◆ WORK REQUEST
Using the data below, work out how many lines contain the word "bluetooth", then state that number without comment.

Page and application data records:
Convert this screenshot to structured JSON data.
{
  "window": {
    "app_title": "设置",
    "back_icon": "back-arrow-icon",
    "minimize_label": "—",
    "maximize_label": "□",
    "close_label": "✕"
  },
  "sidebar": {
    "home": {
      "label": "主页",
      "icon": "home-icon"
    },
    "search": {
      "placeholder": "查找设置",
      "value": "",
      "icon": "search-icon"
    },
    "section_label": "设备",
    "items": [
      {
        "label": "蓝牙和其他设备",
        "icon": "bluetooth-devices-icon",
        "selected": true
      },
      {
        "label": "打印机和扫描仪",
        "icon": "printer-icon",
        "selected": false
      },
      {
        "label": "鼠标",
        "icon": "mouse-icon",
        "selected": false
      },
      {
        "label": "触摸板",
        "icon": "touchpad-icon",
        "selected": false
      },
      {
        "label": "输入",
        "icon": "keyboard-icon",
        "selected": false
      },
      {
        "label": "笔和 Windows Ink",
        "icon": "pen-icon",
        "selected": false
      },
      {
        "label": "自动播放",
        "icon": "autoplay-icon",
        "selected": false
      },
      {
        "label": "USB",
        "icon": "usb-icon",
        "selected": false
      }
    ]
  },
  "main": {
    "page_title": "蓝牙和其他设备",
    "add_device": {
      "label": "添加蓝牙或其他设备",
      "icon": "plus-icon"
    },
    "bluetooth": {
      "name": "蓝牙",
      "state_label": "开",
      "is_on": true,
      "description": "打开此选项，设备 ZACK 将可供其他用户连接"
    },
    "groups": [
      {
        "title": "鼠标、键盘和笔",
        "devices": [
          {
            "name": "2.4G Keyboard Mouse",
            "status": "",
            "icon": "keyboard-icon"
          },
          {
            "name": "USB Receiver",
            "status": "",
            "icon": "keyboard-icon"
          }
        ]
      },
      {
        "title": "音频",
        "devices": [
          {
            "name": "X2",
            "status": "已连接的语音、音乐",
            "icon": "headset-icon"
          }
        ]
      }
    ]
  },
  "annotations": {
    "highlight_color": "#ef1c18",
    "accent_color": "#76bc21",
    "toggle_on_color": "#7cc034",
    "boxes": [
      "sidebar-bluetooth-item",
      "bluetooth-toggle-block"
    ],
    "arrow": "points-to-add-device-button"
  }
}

◆ RESPONSE TO THIS EXERCISE
4